Huambo, known during Portuguese colonial times as “Nova Lisboa,” is close to the dead center of Angola. During the country’s war for independence (1961-1974) and civil war (1975-2002), it was very nearly obliterated as battle lines swept back and forth. Planners dreamt it would one day become Angola’s capital and after three decades of destruction, rough outlines of wide roads, parks and modern buildings could still be seen.
For a glimpse of the city as it was, take a look at this slide show of old photographs and postcards some nostalgic soul posted on You Tube:
In 2004, the streets of Huambo were just re-awakening. A few people walked with carrier bags, a group of kids chased hoops, and a handful of shops sold steeply priced bottled water and cigarettes to the development workers making their way into town. What had once been wide-tree lined boulevards (and the route of a famous racing circuit in the 1960s) were almost impassable. Nearly every building was pock-marked with signs of war or completely obliterated.
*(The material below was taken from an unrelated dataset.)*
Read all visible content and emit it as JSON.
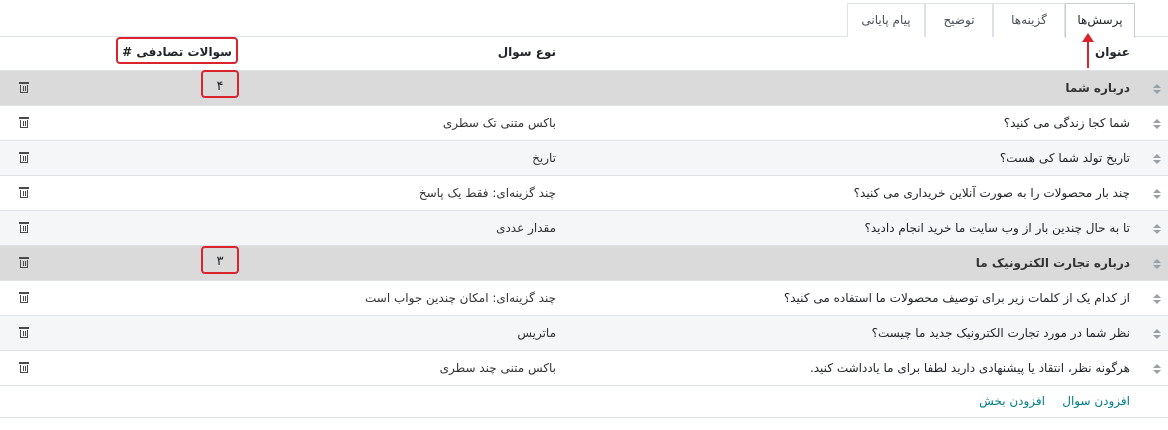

Half moonscape, half time capsule from the mid-20th century, one felt very acutely how fragile lives, places and times can be.
See here for a speed-read of the rough details of the conflict in Angola. For a great (if dated) in-depth read, pick up Karl Maier’s 1995 book, “Angola: Promises and Lies.” Available here (UK) and here (US).
Huambo today is apparently much re-built and re-populated.